Chinese dually. Picture courtesy transportfool.com
I spent an interesting Saturday with two old friends of mine. They had never met before. One, American, CFO of an insurance company, had been in the finance and banking business all his professional life. The other, born Chinese, naturalized American. Was one of the top mortgage writers in the Silicon Valley before the dotcom crash. Came back to China and heads a Chinese/American bank. The two got along splendidly.
Of course, we talked about money and cars. Recently, there was a discussion on TTAC on how the bursting of the Chinese real estate bubble would destroy the car market just like it had in the USA. I eagerly set out to pick their brains.
Quite oddly, the first one to throw water on the bubble theory was my friend, the staid CFO of the staid insurance company. (Read More…)
China’s passenger car sales in January skyrocketed an unbelievable 115.5 percent from a year earlier, China’s official scorekeeper, the China Association of Automobile Manufacturers said today. A total of 1.32m passenger cars were sold last month in China, compared with 610,600 units a year earlier. In December 2009, 1.1m units changed hands, Reuters reports. The January number is even more surprising as the China Passenger Car Association had originally figured that China’s passenger car sales rose 84 per cent in January. We compared the Reuters story with Xinhua, the official word on China, and Xinhua also says: “Passenger car sales were up 113.21 percent to 1.32 million units last month.”
Overall vehicle sales, including buses and trucks as well as cars, were even more amazing: A total of 1.66m units in January, up 126.3 percent from 735,500 units a year earlier. Keeping passenger vehicles and commercial vehicles apart is a frustrating exercise in China. Minivans for instance, and of course pickups, count as commercial vehicles. (Read More…)
Commentator ohsnapback, who’s forte is lawyering, a much more complex field than economics, prognosticated an immediate burst of the Chinese bubble, with a mega tonnage of more than 100 times of our housing bubble. The argument was promptly defused. After all, China doesn’t borrow money. They lend it. Mostly to the U.S.
Then, commentator ra_pro rolled out the really big ordnance: “As I said many times previously: Demography is Chinese destiny as it is Japan’s.” If people would only stop prattling on about demographics, and would check their data first. (Read More…)
Come 2010, U.S. customers will storm the few remaining dealerships. GM will go public with a healthy pop that makes the taxpayer rich. The good old times will be back. The Japanese don’t think so. (Read More…)

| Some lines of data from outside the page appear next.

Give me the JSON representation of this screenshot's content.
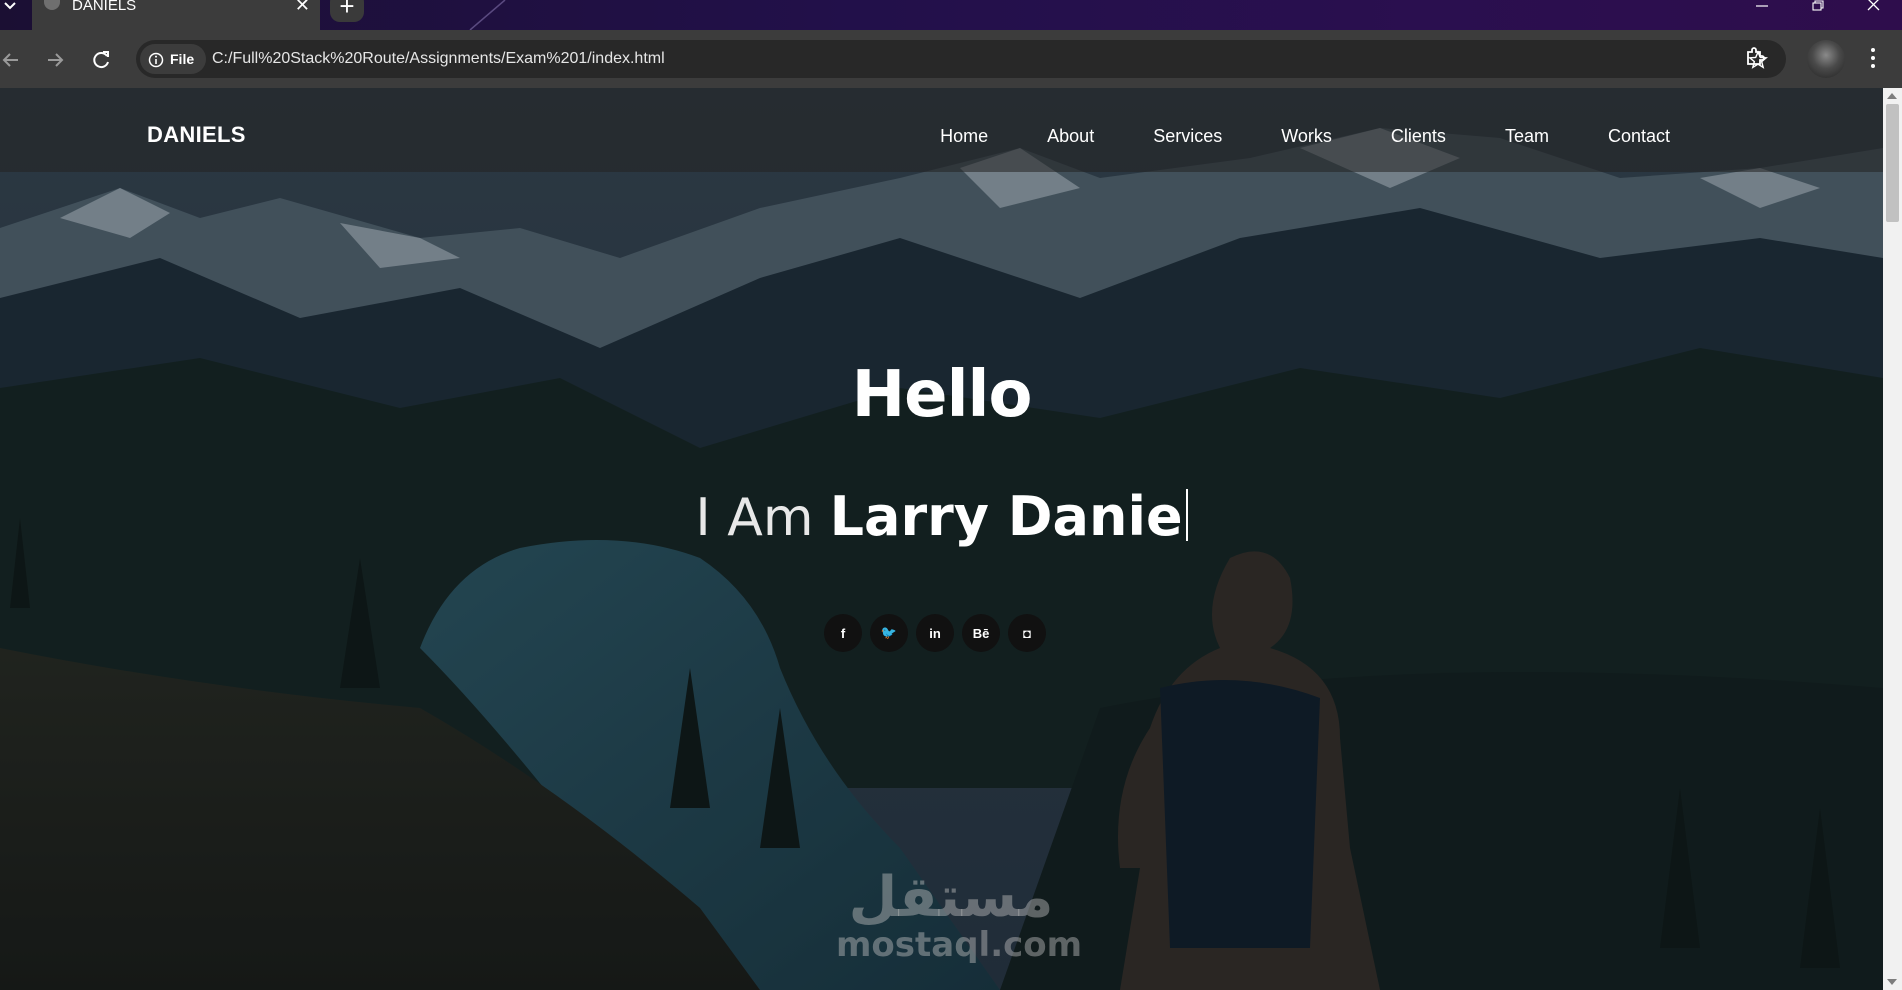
{
  "browser": {
    "tab_title": "DANIELS",
    "tab_close": "✕",
    "new_tab": "+",
    "info_chip_label": "File",
    "url": "C:/Full%20Stack%20Route/Assignments/Exam%201/index.html"
  },
  "site": {
    "brand": "DANIELS",
    "menu": [
      "Home",
      "About",
      "Services",
      "Works",
      "Clients",
      "Team",
      "Contact"
    ],
    "hero": {
      "greeting": "Hello",
      "intro_prefix": "I Am",
      "intro_name": "Larry Danie"
    },
    "social": [
      {
        "icon": "facebook-icon",
        "glyph": "f"
      },
      {
        "icon": "twitter-icon",
        "glyph": "🐦"
      },
      {
        "icon": "linkedin-icon",
        "glyph": "in"
      },
      {
        "icon": "behance-icon",
        "glyph": "Bē"
      },
      {
        "icon": "instagram-icon",
        "glyph": "◘"
      }
    ]
  },
  "watermark": {
    "arabic": "مستقل",
    "latin": "mostaql.com"
  },
  "colors": {
    "tabstrip": "#22104a",
    "toolbar": "#3c3c3c",
    "omnibox": "#282828",
    "hero_overlay": "#0d1f2b"
  }
}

You have to hand it to the Japanese. They have their numbers down pat. Which country knows on December 1 how many cars they have sold in all of November? Japan does. And guess what: Sales of new cars and trucks in Japan rose 36 percent year on year to 293,410 units in November, says the Nikkei [sub], quoting numbers released by the Japan Automobile Dealers Association. And guess what again: This is the fourth straight month that Japanese car sales have been increasing. Hold on, there is more … (Read More…)
So used has the MSM become to China’s red hot car growth, that Reuters headlines the October sales report “Chinese car sales dip in October, but still robust.” China’s passenger vehicle sales clocked-in a year-on-year growth of 79.6 percent in October. In September, the growth was 83.62 percent, which serves as the reason for Reuter’s slight concern. (Read More…)
China will lead the U.S. as the world’s biggest auto market for a “long time,” (if not forever.) This assessment doesn’t come from the Chinese propaganda machine. Nick Reilly, GM’s head of international operations, thinks China is too far ahead of the U.S. and demand will grow next year, Bloomberg reports.
Reilly sees vehicle demand in China increase to more than 13 million units next year from about 12.5 million in 2009. “I don’t see the U.S. being anywhere near that,” Reilly said.